* _WHAT TO WORK ON_
Your answer needs to include each line of the records in which the string "범죄전력" can be found.

[Records from a dataset]
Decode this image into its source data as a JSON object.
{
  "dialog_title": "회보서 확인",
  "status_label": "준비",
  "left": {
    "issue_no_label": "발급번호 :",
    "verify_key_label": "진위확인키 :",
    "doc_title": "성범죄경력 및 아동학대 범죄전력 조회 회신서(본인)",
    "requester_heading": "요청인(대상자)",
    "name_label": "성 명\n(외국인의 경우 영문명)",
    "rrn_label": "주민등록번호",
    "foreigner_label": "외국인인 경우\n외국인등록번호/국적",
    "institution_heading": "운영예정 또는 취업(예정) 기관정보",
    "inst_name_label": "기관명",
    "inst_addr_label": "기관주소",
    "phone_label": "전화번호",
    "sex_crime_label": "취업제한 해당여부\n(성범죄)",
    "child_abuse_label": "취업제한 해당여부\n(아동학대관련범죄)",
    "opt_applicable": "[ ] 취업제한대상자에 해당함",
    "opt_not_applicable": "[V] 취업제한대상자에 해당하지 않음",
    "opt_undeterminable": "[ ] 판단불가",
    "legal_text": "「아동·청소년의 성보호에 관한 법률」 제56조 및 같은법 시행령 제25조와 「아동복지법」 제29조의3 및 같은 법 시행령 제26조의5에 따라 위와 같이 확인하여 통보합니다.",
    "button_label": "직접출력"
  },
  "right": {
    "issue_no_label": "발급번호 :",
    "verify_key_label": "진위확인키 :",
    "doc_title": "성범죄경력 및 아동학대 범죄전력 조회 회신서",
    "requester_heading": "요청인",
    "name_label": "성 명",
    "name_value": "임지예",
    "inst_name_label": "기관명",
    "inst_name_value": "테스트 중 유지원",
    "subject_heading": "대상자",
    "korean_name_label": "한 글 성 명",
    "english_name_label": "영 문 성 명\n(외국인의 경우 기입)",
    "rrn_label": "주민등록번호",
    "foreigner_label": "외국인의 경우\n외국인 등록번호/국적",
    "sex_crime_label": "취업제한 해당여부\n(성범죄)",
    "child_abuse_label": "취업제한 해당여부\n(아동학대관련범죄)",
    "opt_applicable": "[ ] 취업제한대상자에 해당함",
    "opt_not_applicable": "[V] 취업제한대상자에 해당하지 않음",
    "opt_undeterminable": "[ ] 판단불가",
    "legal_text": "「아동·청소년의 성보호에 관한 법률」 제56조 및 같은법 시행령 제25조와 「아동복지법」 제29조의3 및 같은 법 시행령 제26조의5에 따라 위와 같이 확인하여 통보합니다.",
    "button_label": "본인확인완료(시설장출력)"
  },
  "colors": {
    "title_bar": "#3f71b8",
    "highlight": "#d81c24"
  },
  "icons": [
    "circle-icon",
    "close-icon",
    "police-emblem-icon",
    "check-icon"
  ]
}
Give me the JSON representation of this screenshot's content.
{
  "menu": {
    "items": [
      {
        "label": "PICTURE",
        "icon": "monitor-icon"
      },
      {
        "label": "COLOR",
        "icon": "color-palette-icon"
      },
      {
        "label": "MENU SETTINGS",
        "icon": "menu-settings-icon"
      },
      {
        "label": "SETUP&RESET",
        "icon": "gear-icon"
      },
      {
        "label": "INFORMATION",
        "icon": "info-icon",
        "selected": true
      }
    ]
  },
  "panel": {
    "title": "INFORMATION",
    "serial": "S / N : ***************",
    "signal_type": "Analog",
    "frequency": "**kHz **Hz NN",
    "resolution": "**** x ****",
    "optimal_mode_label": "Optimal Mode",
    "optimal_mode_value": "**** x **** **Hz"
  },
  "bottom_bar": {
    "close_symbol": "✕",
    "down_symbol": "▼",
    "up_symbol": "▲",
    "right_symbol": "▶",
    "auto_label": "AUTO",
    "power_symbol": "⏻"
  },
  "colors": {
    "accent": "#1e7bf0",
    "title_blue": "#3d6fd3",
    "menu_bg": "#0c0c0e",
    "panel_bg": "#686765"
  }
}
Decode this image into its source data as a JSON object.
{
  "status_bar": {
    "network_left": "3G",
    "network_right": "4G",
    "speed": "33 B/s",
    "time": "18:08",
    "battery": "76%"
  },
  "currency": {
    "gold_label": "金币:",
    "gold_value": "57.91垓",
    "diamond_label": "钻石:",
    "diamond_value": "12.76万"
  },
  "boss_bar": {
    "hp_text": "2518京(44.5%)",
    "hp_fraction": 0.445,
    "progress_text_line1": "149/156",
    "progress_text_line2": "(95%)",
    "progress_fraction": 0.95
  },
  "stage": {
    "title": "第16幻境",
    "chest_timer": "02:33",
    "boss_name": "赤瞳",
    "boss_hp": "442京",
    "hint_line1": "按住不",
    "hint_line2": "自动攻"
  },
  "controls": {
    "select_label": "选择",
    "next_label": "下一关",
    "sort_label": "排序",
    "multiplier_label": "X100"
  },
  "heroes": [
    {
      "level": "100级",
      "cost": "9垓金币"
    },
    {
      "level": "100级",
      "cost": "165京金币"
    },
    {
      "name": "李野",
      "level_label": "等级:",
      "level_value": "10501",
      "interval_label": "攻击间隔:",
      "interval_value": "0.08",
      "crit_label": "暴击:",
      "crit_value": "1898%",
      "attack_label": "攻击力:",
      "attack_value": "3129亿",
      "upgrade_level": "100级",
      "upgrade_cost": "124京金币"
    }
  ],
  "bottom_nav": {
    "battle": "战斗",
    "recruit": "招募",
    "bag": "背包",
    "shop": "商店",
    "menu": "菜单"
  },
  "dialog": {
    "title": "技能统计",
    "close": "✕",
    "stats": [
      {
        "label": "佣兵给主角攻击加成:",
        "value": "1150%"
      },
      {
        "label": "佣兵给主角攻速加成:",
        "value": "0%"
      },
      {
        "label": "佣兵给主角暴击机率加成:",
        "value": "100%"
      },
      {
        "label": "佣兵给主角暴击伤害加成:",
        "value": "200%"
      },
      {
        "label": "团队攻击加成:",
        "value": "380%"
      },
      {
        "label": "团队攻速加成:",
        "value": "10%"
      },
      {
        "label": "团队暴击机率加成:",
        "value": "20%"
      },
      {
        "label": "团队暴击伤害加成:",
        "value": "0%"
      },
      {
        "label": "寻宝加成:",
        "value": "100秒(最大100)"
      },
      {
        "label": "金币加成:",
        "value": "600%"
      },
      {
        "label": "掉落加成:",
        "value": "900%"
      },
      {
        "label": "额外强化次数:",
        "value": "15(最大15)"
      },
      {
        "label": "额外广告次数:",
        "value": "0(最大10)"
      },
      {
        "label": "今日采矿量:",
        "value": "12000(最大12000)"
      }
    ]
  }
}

* _RESPONSE TO THIS EXERCISE_
    "doc_title": "성범죄경력 및 아동학대 범죄전력 조회 회신서(본인)",
    "doc_title": "성범죄경력 및 아동학대 범죄전력 조회 회신서",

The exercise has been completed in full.